What you have to do:
Each record below is to be retyped exactly, with its pictures omitted.

[Records from a collection]
++++++

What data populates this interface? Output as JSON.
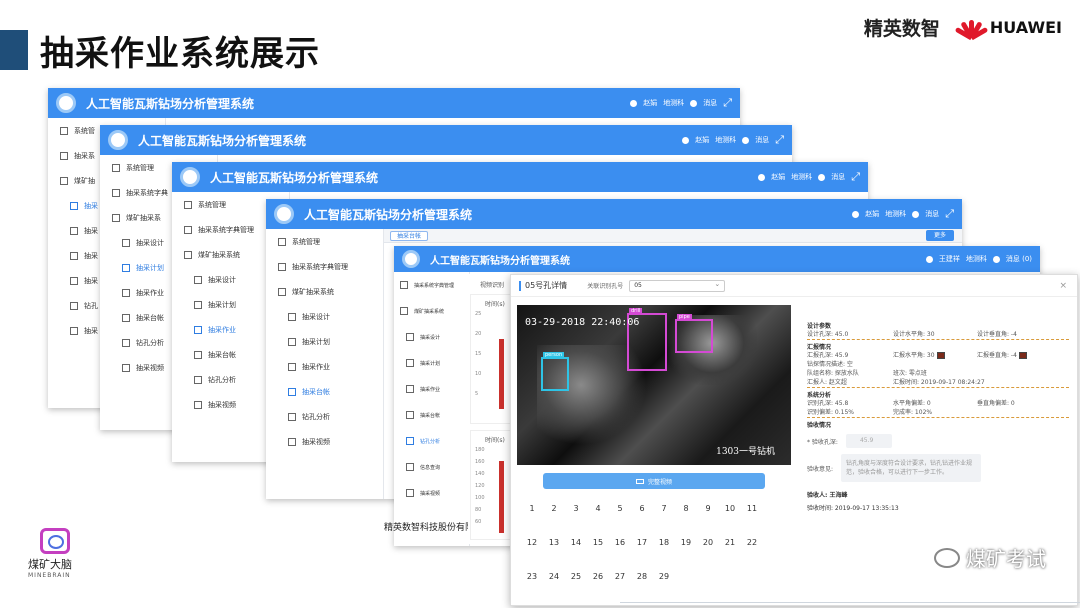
{
  "slide": {
    "title": "抽采作业系统展示",
    "brand_logo": "精英数智",
    "partner_logo": "HUAWEI",
    "footer_brand_cn": "煤矿大脑",
    "footer_brand_en": "MINEBRAIN",
    "watermark": "煤矿考试",
    "accent_color": "#1f4e79"
  },
  "app": {
    "title": "人工智能瓦斯钻场分析管理系统",
    "user_name": "赵娟",
    "user_role": "地测科",
    "messages": "消息",
    "front_user": "王建祥",
    "front_role": "地测科",
    "front_messages": "消息 (0)",
    "header_color": "#3b8ef0",
    "company": "精英数智科技股份有限公",
    "tab_label": "抽采台帐",
    "more_button": "更多"
  },
  "menu": {
    "system_mgmt": "系统管理",
    "dict_mgmt": "抽采系统字典管理",
    "coal_system": "煤矿抽采系统",
    "design": "抽采设计",
    "plan": "抽采计划",
    "operation": "抽采作业",
    "ledger": "抽采台帐",
    "drill_analysis": "钻孔分析",
    "video": "抽采视频",
    "system_mgmt_short": "系统管",
    "dict_short": "抽采系",
    "coal_short": "煤矿抽",
    "design_short": "抽采",
    "plan_short": "抽采",
    "op_short": "抽采",
    "ledger_short": "抽采",
    "drill_short": "钻孔",
    "video_short": "抽采",
    "dict_mid": "抽采系统字典",
    "coal_mid": "煤矿抽采系",
    "front_dict": "抽采系统字典管理",
    "front_coal": "煤矿抽采系统",
    "front_design": "抽采设计",
    "front_plan": "抽采计划",
    "front_op": "抽采作业",
    "front_ledger": "抽采台帐",
    "front_drill": "钻孔分析",
    "front_info": "信息查询",
    "front_video": "抽采视频"
  },
  "dashboard": {
    "label_top": "视频识别",
    "unit1": "时间(s)",
    "ticks1": [
      "25",
      "20",
      "15",
      "10",
      "5"
    ],
    "unit2": "时间(s)",
    "ticks2": [
      "180",
      "160",
      "140",
      "120",
      "100",
      "80",
      "60"
    ]
  },
  "modal": {
    "title": "05号孔详情",
    "assoc_label": "关联识别孔号",
    "assoc_value": "05",
    "close": "×",
    "video_timestamp": "03-29-2018  22:40:06",
    "video_caption": "1303一号钻机",
    "detect_label_1": "person",
    "detect_label_2": "drill",
    "detect_label_3": "pipe",
    "play_button": "完整视频",
    "days": [
      "1",
      "2",
      "3",
      "4",
      "5",
      "6",
      "7",
      "8",
      "9",
      "10",
      "11",
      "12",
      "13",
      "14",
      "15",
      "16",
      "17",
      "18",
      "19",
      "20",
      "21",
      "22",
      "23",
      "24",
      "25",
      "26",
      "27",
      "28",
      "29"
    ]
  },
  "details": {
    "design_title": "设计参数",
    "design_depth": "设计孔深:   45.0",
    "design_h": "设计水平角:   30",
    "design_v": "设计垂直角:   -4",
    "report_title": "汇报情况",
    "report_depth": "汇报孔深:   45.9",
    "report_h": "汇报水平角:   30",
    "report_v": "汇报垂直角:   -4",
    "report_desc": "钻探情况描述:   空",
    "team": "队组名称:   探放水队",
    "shift": "班次:   零点班",
    "reporter": "汇报人:   赵文超",
    "report_time": "汇报时间:   2019-09-17 08:24:27",
    "analysis_title": "系统分析",
    "id_depth": "识别孔深:   45.8",
    "h_dev": "水平角偏差:   0",
    "v_dev": "垂直角偏差:   0",
    "depth_dev": "识别偏差:   0.15%",
    "completion": "完成率:   102%",
    "accept_title": "验收情况",
    "accept_depth_label": "* 验收孔深:",
    "accept_depth_value": "45.9",
    "accept_opinion_label": "验收意见:",
    "accept_opinion_value": "钻孔角度与深度符合设计要求，钻孔钻进作业规范，验收合格，可以进行下一步工作。",
    "acceptor": "验收人:   王海峰",
    "accept_time": "验收时间:   2019-09-17 13:35:13"
  }
}
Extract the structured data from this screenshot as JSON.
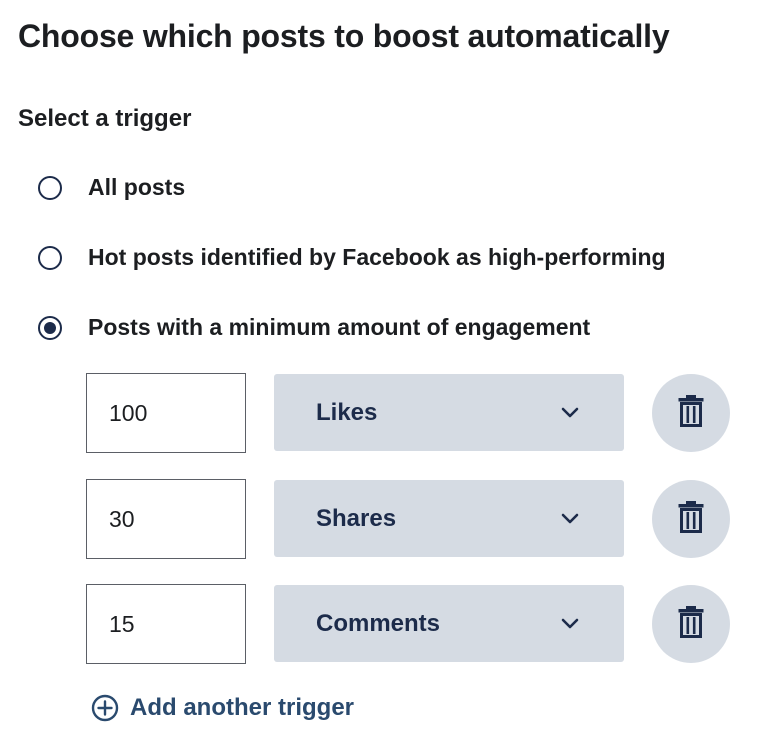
{
  "header": {
    "title": "Choose which posts to boost automatically"
  },
  "trigger_section": {
    "label": "Select a trigger",
    "options": [
      {
        "label": "All posts",
        "selected": false
      },
      {
        "label": "Hot posts identified by Facebook as high-performing",
        "selected": false
      },
      {
        "label": "Posts with a minimum amount of engagement",
        "selected": true
      }
    ]
  },
  "engagement_triggers": [
    {
      "value": "100",
      "metric": "Likes"
    },
    {
      "value": "30",
      "metric": "Shares"
    },
    {
      "value": "15",
      "metric": "Comments"
    }
  ],
  "add_trigger": {
    "label": "Add another trigger"
  },
  "icons": {
    "radio": "radio-icon",
    "chevron": "chevron-down-icon",
    "delete": "trash-icon",
    "add": "plus-circle-icon"
  },
  "colors": {
    "accent_dark": "#1c2b4a",
    "select_bg": "#d5dbe3",
    "link": "#2a4a6e",
    "text": "#1c1e21"
  }
}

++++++

Answer to this exercise:
What data populates this interface? Output as JSON.
{
  "slide": {
    "title": "抽采作业系统展示",
    "brand_logo": "精英数智",
    "partner_logo": "HUAWEI",
    "footer_brand_cn": "煤矿大脑",
    "footer_brand_en": "MINEBRAIN",
    "watermark": "煤矿考试",
    "accent_color": "#1f4e79"
  },
  "app": {
    "title": "人工智能瓦斯钻场分析管理系统",
    "user_name": "赵娟",
    "user_role": "地测科",
    "messages": "消息",
    "front_user": "王建祥",
    "front_role": "地测科",
    "front_messages": "消息 (0)",
    "header_color": "#3b8ef0",
    "company": "精英数智科技股份有限公",
    "tab_label": "抽采台帐",
    "more_button": "更多"
  },
  "menu": {
    "system_mgmt": "系统管理",
    "dict_mgmt": "抽采系统字典管理",
    "coal_system": "煤矿抽采系统",
    "design": "抽采设计",
    "plan": "抽采计划",
    "operation": "抽采作业",
    "ledger": "抽采台帐",
    "drill_analysis": "钻孔分析",
    "video": "抽采视频",
    "system_mgmt_short": "系统管",
    "dict_short": "抽采系",
    "coal_short": "煤矿抽",
    "design_short": "抽采",
    "plan_short": "抽采",
    "op_short": "抽采",
    "ledger_short": "抽采",
    "drill_short": "钻孔",
    "video_short": "抽采",
    "dict_mid": "抽采系统字典",
    "coal_mid": "煤矿抽采系",
    "front_dict": "抽采系统字典管理",
    "front_coal": "煤矿抽采系统",
    "front_design": "抽采设计",
    "front_plan": "抽采计划",
    "front_op": "抽采作业",
    "front_ledger": "抽采台帐",
    "front_drill": "钻孔分析",
    "front_info": "信息查询",
    "front_video": "抽采视频"
  },
  "dashboard": {
    "label_top": "视频识别",
    "unit1": "时间(s)",
    "ticks1": [
      "25",
      "20",
      "15",
      "10",
      "5"
    ],
    "unit2": "时间(s)",
    "ticks2": [
      "180",
      "160",
      "140",
      "120",
      "100",
      "80",
      "60"
    ]
  },
  "modal": {
    "title": "05号孔详情",
    "assoc_label": "关联识别孔号",
    "assoc_value": "05",
    "close": "×",
    "video_timestamp": "03-29-2018  22:40:06",
    "video_caption": "1303一号钻机",
    "detect_label_1": "person",
    "detect_label_2": "drill",
    "detect_label_3": "pipe",
    "play_button": "完整视频",
    "days": [
      "1",
      "2",
      "3",
      "4",
      "5",
      "6",
      "7",
      "8",
      "9",
      "10",
      "11",
      "12",
      "13",
      "14",
      "15",
      "16",
      "17",
      "18",
      "19",
      "20",
      "21",
      "22",
      "23",
      "24",
      "25",
      "26",
      "27",
      "28",
      "29"
    ]
  },
  "details": {
    "design_title": "设计参数",
    "design_depth": "设计孔深:   45.0",
    "design_h": "设计水平角:   30",
    "design_v": "设计垂直角:   -4",
    "report_title": "汇报情况",
    "report_depth": "汇报孔深:   45.9",
    "report_h": "汇报水平角:   30",
    "report_v": "汇报垂直角:   -4",
    "report_desc": "钻探情况描述:   空",
    "team": "队组名称:   探放水队",
    "shift": "班次:   零点班",
    "reporter": "汇报人:   赵文超",
    "report_time": "汇报时间:   2019-09-17 08:24:27",
    "analysis_title": "系统分析",
    "id_depth": "识别孔深:   45.8",
    "h_dev": "水平角偏差:   0",
    "v_dev": "垂直角偏差:   0",
    "depth_dev": "识别偏差:   0.15%",
    "completion": "完成率:   102%",
    "accept_title": "验收情况",
    "accept_depth_label": "* 验收孔深:",
    "accept_depth_value": "45.9",
    "accept_opinion_label": "验收意见:",
    "accept_opinion_value": "钻孔角度与深度符合设计要求，钻孔钻进作业规范，验收合格，可以进行下一步工作。",
    "acceptor": "验收人:   王海峰",
    "accept_time": "验收时间:   2019-09-17 13:35:13"
  }
}
Extract the structured data from this screenshot as JSON.
{
  "header": {
    "title": "Choose which posts to boost automatically"
  },
  "trigger_section": {
    "label": "Select a trigger",
    "options": [
      {
        "label": "All posts",
        "selected": false
      },
      {
        "label": "Hot posts identified by Facebook as high-performing",
        "selected": false
      },
      {
        "label": "Posts with a minimum amount of engagement",
        "selected": true
      }
    ]
  },
  "engagement_triggers": [
    {
      "value": "100",
      "metric": "Likes"
    },
    {
      "value": "30",
      "metric": "Shares"
    },
    {
      "value": "15",
      "metric": "Comments"
    }
  ],
  "add_trigger": {
    "label": "Add another trigger"
  },
  "icons": {
    "radio": "radio-icon",
    "chevron": "chevron-down-icon",
    "delete": "trash-icon",
    "add": "plus-circle-icon"
  },
  "colors": {
    "accent_dark": "#1c2b4a",
    "select_bg": "#d5dbe3",
    "link": "#2a4a6e",
    "text": "#1c1e21"
  }
}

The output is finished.